When pricing your appetizer menu, consider the real cost per serving, Swart advises. “People look at a case or per-pound price, but that’s not how you sell appetizers,” he says. “You sell them by the piece. If a product costs you $30 and there are 192 in a case, that comes to less than 16 cents each. You can charge at least $3.99, and then you’re running at 26% food cost, even if you account for dip and wax paper to serve them on.”
You should also experiment to find out which appetizers sell well and which are less popular. Dickerson recommends trying out new items before putting them on the permanent menu. “Pizzerias can offer fun, shareable appetizers as limited-time offers first,” she says. Pelkey agrees, noting that many of her pizzeria’s regular appetizer menu items started out as specials.
By treating your appetizers as an integral part of your menu rather than as an afterthought, you’ll please your regulars while bringing in diners who might not ordinarily go out for pizza. Even better, you’ll reap the benefits of higher check averages and a boost to the bottom line.
Closing the Sale
Tell, don’t ask—that’s the phrase to remember when pushing appetizers to your clientele. Waitstaff should always offer suggestions on appetizers rather than simply asking the customer, “Would you like to start out with an appetizer?” That means your servers must know and understand the menu and possess a knack for sizing up what guests might like. Making the pitch feel personal always helps, too: “Would you like an appetizer while you look over the menu?” the server might inquire. “I really like the bruschetta—it’s a delicious combination of tomatoes, mozzarella and fresh basil tossed in olive oil and topped with shaved Parmesan on toasted garlic bread.”
“We coach our staff to upsell by describing appetizers in an appealing way in terms of quality ingredients, preparation and popularity,” explains Priscilla Lane-Rondeau, owner of 900 Degrees Neapolitan Pizzeria (900degrees.com) in Manchester, New Hampshire. “Additions to appetizers, such as mozzarella melted on top of our signature meatballs, are also offered.”
Kid-friendly goodies—such as mozzarella sticks or French fries—are always good suggestions, as little ones often influence the family’s buying decisions. “Our main clientele are families, and they like to share,” says Meggie Lindberg, marketing manager for Chicago-based Lou Malnati’s (loumalnatis.com). For a large table, the server can suggest two or more items or a combination platter.
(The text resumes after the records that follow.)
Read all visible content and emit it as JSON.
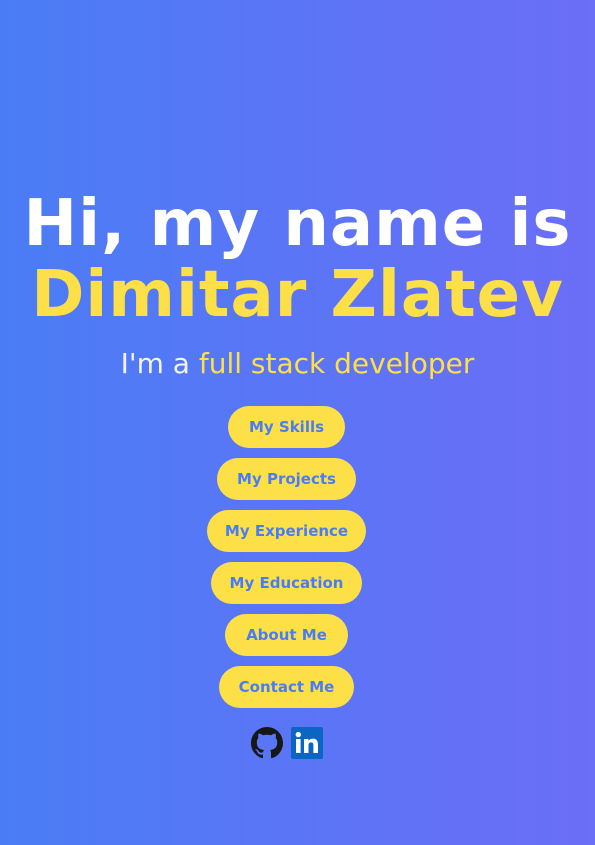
{
  "hero": {
    "greeting": "Hi, my name is",
    "name": "Dimitar Zlatev",
    "tagline_prefix": "I'm a ",
    "tagline_role": "full stack developer"
  },
  "nav": [
    {
      "label": "My Skills"
    },
    {
      "label": "My Projects"
    },
    {
      "label": "My Experience"
    },
    {
      "label": "My Education"
    },
    {
      "label": "About Me"
    },
    {
      "label": "Contact Me"
    }
  ],
  "social": [
    {
      "icon": "github-icon"
    },
    {
      "icon": "linkedin-icon"
    }
  ],
  "colors": {
    "background_start": "#4a7df5",
    "background_end": "#6b6ef7",
    "accent": "#fde047",
    "heading": "#ffffff",
    "button_text": "#4a7df5",
    "linkedin": "#0a66c2",
    "github": "#181717"
  }
}
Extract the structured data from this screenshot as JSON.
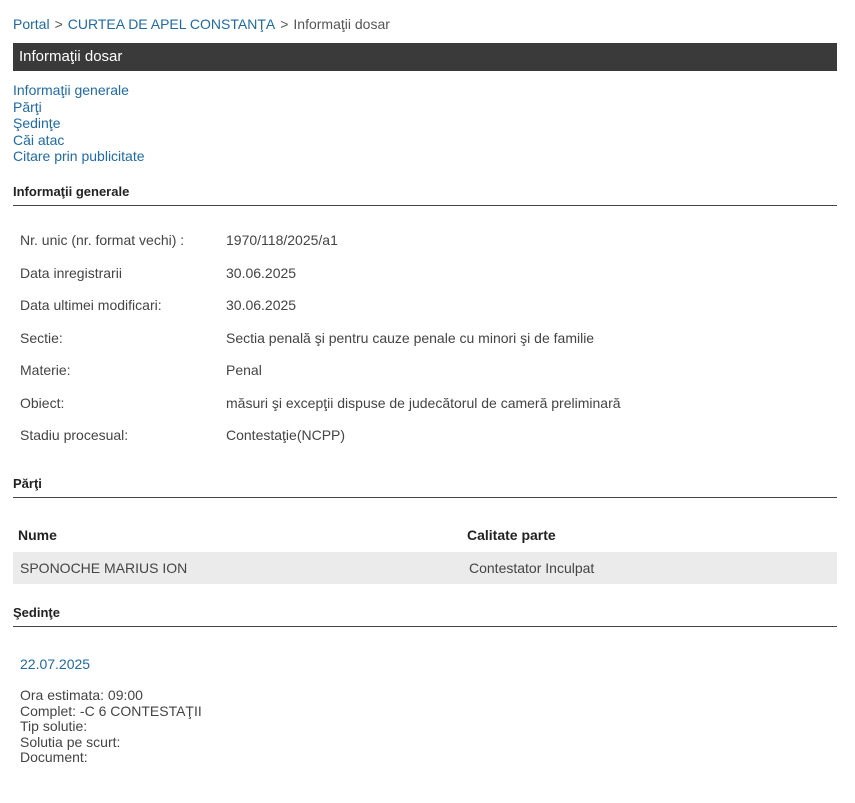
{
  "breadcrumb": {
    "portal": "Portal",
    "court": "CURTEA DE APEL CONSTANŢA",
    "current": "Informaţii dosar",
    "separator": ">"
  },
  "title_bar": {
    "title": "Informaţii dosar"
  },
  "nav_links": [
    "Informaţii generale",
    "Părţi",
    "Şedinţe",
    "Căi atac",
    "Citare prin publicitate"
  ],
  "general_info": {
    "heading": "Informaţii generale",
    "rows": [
      {
        "label": "Nr. unic (nr. format vechi) :",
        "value": "1970/118/2025/a1"
      },
      {
        "label": "Data inregistrarii",
        "value": "30.06.2025"
      },
      {
        "label": "Data ultimei modificari:",
        "value": "30.06.2025"
      },
      {
        "label": "Sectie:",
        "value": "Sectia penală şi pentru cauze penale cu minori şi de familie"
      },
      {
        "label": "Materie:",
        "value": "Penal"
      },
      {
        "label": "Obiect:",
        "value": "măsuri şi excepţii dispuse de judecătorul de cameră preliminară"
      },
      {
        "label": "Stadiu procesual:",
        "value": "Contestaţie(NCPP)"
      }
    ]
  },
  "parties": {
    "heading": "Părţi",
    "columns": [
      "Nume",
      "Calitate parte"
    ],
    "rows": [
      {
        "name": "SPONOCHE MARIUS ION",
        "role": "Contestator Inculpat"
      }
    ]
  },
  "hearings": {
    "heading": "Şedinţe",
    "date": "22.07.2025",
    "details": [
      "Ora estimata: 09:00",
      "Complet: -C 6 CONTESTAŢII",
      "Tip solutie:",
      "Solutia pe scurt:",
      "Document:"
    ]
  },
  "colors": {
    "link": "#1e6aa5",
    "title_bar_bg": "#3a3a3a",
    "row_highlight": "#ebebeb"
  }
}
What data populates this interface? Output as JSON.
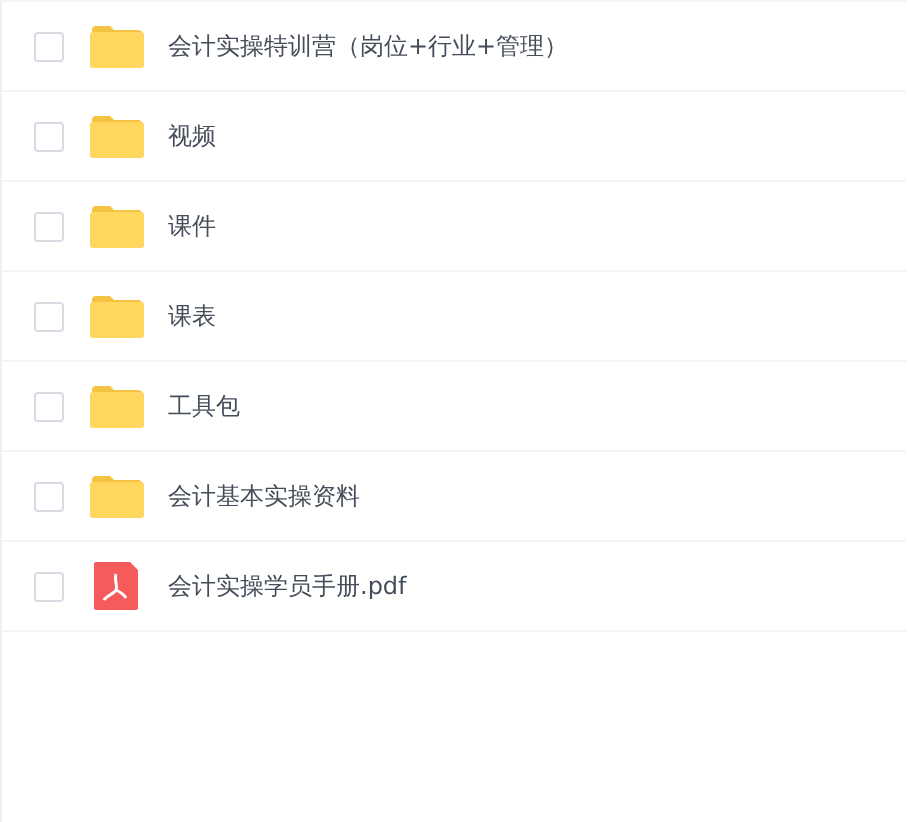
{
  "files": [
    {
      "name": "会计实操特训营（岗位+行业+管理）",
      "kind": "folder",
      "checked": false
    },
    {
      "name": "视频",
      "kind": "folder",
      "checked": false
    },
    {
      "name": "课件",
      "kind": "folder",
      "checked": false
    },
    {
      "name": "课表",
      "kind": "folder",
      "checked": false
    },
    {
      "name": "工具包",
      "kind": "folder",
      "checked": false
    },
    {
      "name": "会计基本实操资料",
      "kind": "folder",
      "checked": false
    },
    {
      "name": "会计实操学员手册.pdf",
      "kind": "pdf",
      "checked": false
    }
  ]
}
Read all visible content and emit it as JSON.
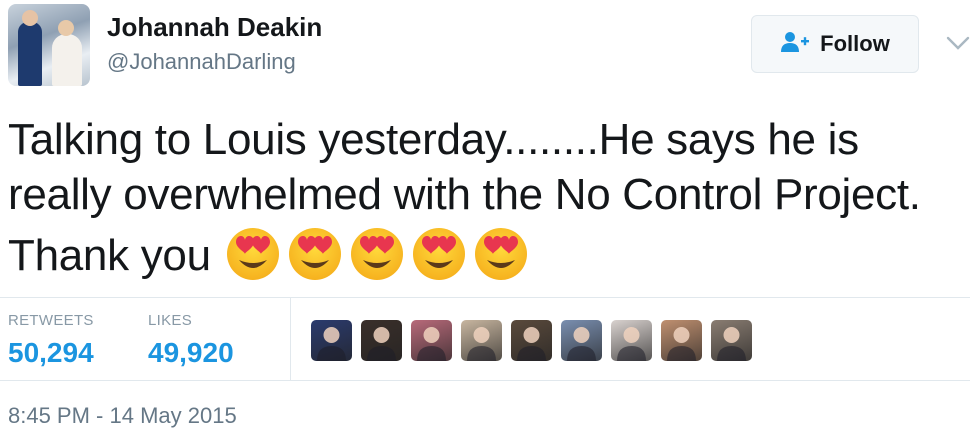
{
  "user": {
    "display_name": "Johannah Deakin",
    "handle": "@JohannahDarling"
  },
  "follow_button": {
    "label": "Follow"
  },
  "tweet": {
    "text": "Talking to Louis yesterday........He says he is really overwhelmed with the No Control Project. Thank you",
    "emoji": [
      "smiling-face-with-heart-eyes",
      "smiling-face-with-heart-eyes",
      "smiling-face-with-heart-eyes",
      "smiling-face-with-heart-eyes",
      "smiling-face-with-heart-eyes"
    ]
  },
  "stats": {
    "retweets_label": "RETWEETS",
    "retweets_value": "50,294",
    "likes_label": "LIKES",
    "likes_value": "49,920"
  },
  "likers": [
    {
      "icon": "liker-avatar",
      "bg": "#2b3b6e"
    },
    {
      "icon": "liker-avatar",
      "bg": "#3a2f2a"
    },
    {
      "icon": "liker-avatar",
      "bg": "#b86a7a"
    },
    {
      "icon": "liker-avatar",
      "bg": "#c8b6a0"
    },
    {
      "icon": "liker-avatar",
      "bg": "#5a4a3c"
    },
    {
      "icon": "liker-avatar",
      "bg": "#7a8fb0"
    },
    {
      "icon": "liker-avatar",
      "bg": "#d9d2cf"
    },
    {
      "icon": "liker-avatar",
      "bg": "#c09070"
    },
    {
      "icon": "liker-avatar",
      "bg": "#8a7d72"
    }
  ],
  "timestamp": "8:45 PM - 14 May 2015",
  "colors": {
    "link_blue": "#1b95e0",
    "muted": "#657786",
    "border": "#e1e8ed"
  }
}
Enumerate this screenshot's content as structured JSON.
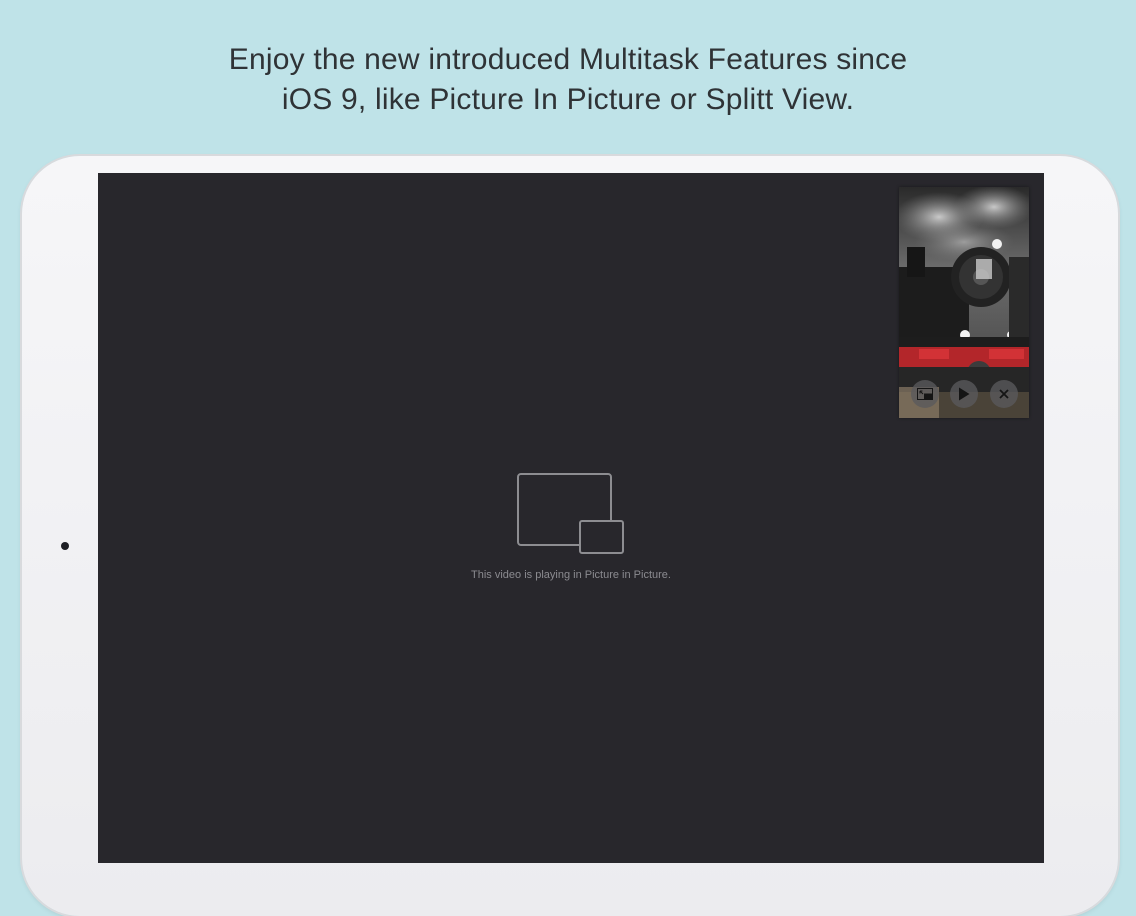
{
  "headline": {
    "line1": "Enjoy the new introduced Multitask Features since",
    "line2": "iOS 9, like Picture In Picture or Splitt View."
  },
  "device": {
    "name": "iPad",
    "bezel_color": "#f3f3f5",
    "screen_color": "#28272c"
  },
  "player": {
    "placeholder_icon": "picture-in-picture-icon",
    "caption": "This video is playing in Picture in Picture."
  },
  "pip_window": {
    "content": "steam locomotive video",
    "controls": [
      {
        "name": "restore-pip-button",
        "icon": "pip-restore-icon"
      },
      {
        "name": "play-button",
        "icon": "play-icon"
      },
      {
        "name": "close-pip-button",
        "icon": "close-icon"
      }
    ]
  },
  "colors": {
    "background": "#bfe3e8",
    "headline_text": "#2f3336",
    "caption_text": "#8b8b90"
  }
}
If the guests look uninterested in the server’s first suggestion, he should offer a second choice. “Often people are so focused on their ‘usual’ order that they don’t even consider anything else,” Lindberg says. “Our goal is to introduce great products they might not have tried otherwise.”
At Lennie’s Restaurant and Pub (lenniesgourmetpizza.com) in Bloomington, Indiana, general manager Mike Fox lets the dishes speak for themselves. “When a server brings a hot plate of appetizers through the dining room, they intentionally carry them low so the other diners can see,” Fox says. “Once a waiter brings an order of our hot wings to a table, everyone smells them, and we immediately get three or four more orders.”